The most compelling and persuasive article is Progressivism: Middle Class Disillusionment by George Mowry. Mowry does a very good job at citing his sources and presenting information from many different people. He uses information from seventeen sources to widen his research and knowledge of the subject. He explains progressivism in the most straightforward way and organizes his ideas very neatly. It is the most persuasive because of the ideas he presents.
“To be yourself in a world that is constantly trying to make you something else is the greatest accomplishment” (Ralph Waldo Emerson). In Edmund Rostand’s Cyrano de Bergerac, Le Bret insults Cyrano, suggesting that he should stop acting so heroic and quixotic, and change himself to conform to society’s idea of success.
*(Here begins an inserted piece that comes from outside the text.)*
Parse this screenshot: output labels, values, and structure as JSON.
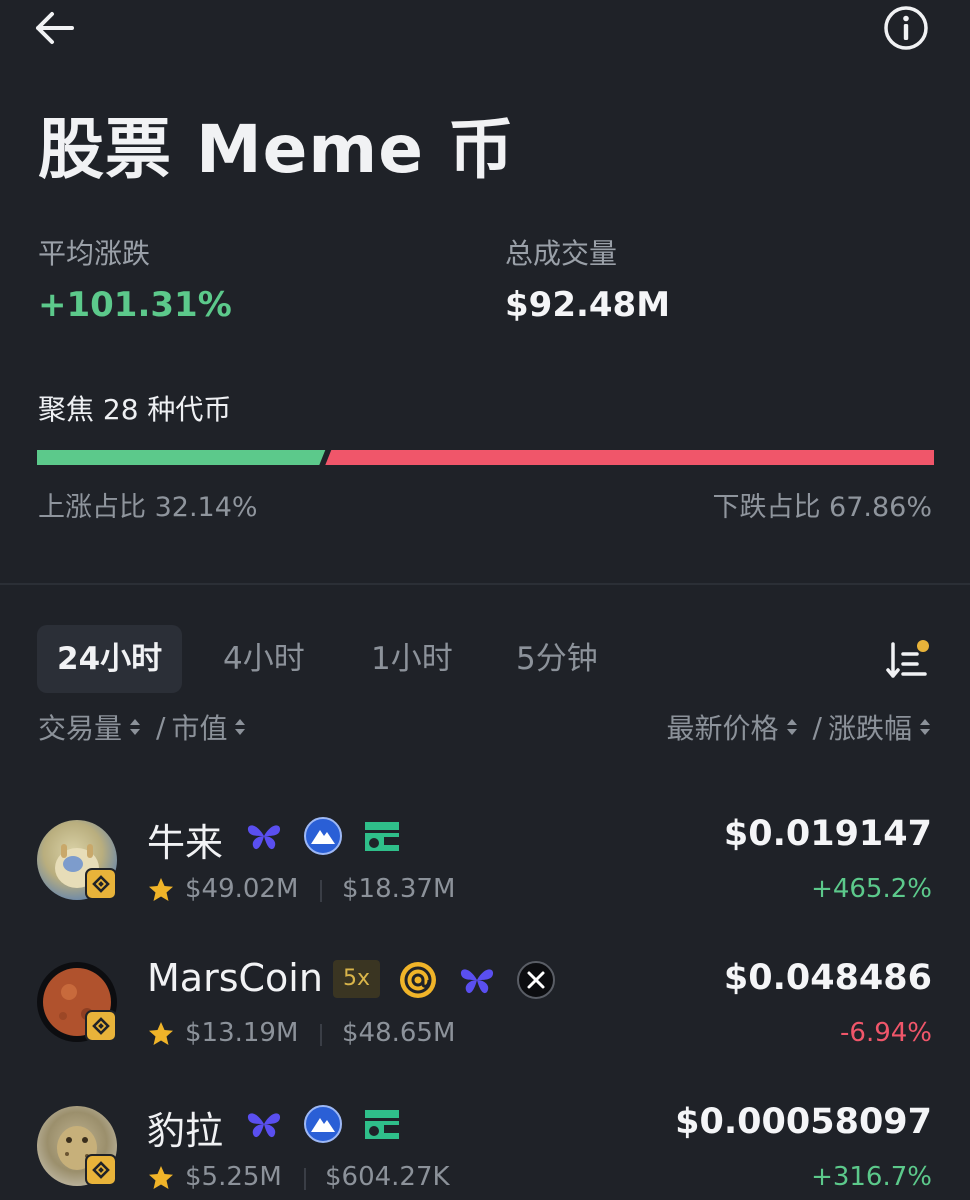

Cyrano reacts to his statement at first with sarcastic mockery, before composing himself and shifting to a more grateful tone. Le Bret upsets Cyrano by remarking with exasperation that he would be able to “wing up to the top” if only he tried to achieve Le Bret’s definition of success (line 4).
Equality 7-2521 finds that rational egoism to the right way to live. He finds out about the word “I” and this ultimately gives the signification that rational egoism is illustrated in the narrative. Rational egoism is ultimately the cure of a collectivism. It shows that individuals will want their freedom. They would want to express their ideas as freely as possible.
To a large extent it is better to live spontaneously. Mencius and Daoist have different interpretations on spontaneity. Mencius emphasizes on expanding humans’ innate good nature, which leads to spontaneous moral cultivation. On the other hand, Daoist spontaneity is emptying ourselves and follow the nature of the outside world without human interference. In this essay, I will first describe the concept of spontaneity in both Mencian and Daoist views, and then I will argue that it is better to live spontaneously, in terms of psychological wellbeing and quality of decision in life.
Richard Coleman writes an excellent article called, Saving Original Sin from the Secularists. In this article, he emphasizes the aim of secularists to downplay the depravity of humanity and instead elevate the possibility of humans being able to change themselves into better people; thereby, avoiding all evil. Of course, the premise is false and Coleman points out that theologians have always held to sin being “something fundamental about the human condition. ”1 Furthermore, Coleman points to the Great Tradition of the church by stating three essential beliefs about sin, “the universality of sin, the inexorableness of sin, and the necessary link between sin and grace.
The first thing that stood out to me was how confident Dr Martin Luther king was as a speaker and how much he captured the audience attention. You could feel the energy of the crowd without even being there. His eye contact stood out to me as well, he wasn’t just reading from a paper he spoke from his heart making his speech even more powerful. A quotation that really inspired me is “I say to you today, my friends, that in spite of the difficulties and frustrations of the moment.
In regards to rhetorical strategies, Sklar is successful in appealing to the audiences ethos and logos, as well as having a substantial amount of credible sources. This “formula” serves for an excellent article and one that I, as a member of the audience enjoyed gaining factual information
The main far reaching forward source on the Jumano I know of is the book, "The Jumanos", by Nancy Hickerson, University of Texas Press. Hickerson benefits a vocation of putting the more established data in another point of view and dealing with and wiping out clashing information. Genuine understudies would improve to peruse Hickerson to start with, then read the more seasoned sources in light of Hickerson 's new material.
There are a lot of arguments for and against residential demand charges. Matt Lehrman did a very good job of providing and evidence based article that was both educational and also persuasive. He did a very good job of using logos and ethos to help his argument. Furthermore, he avoided fallacies which made his argument and logic even more solid. He writes his article beautifully and it reaches his target audience with language that is technical enough to explain his argument while not being overly complicated and easy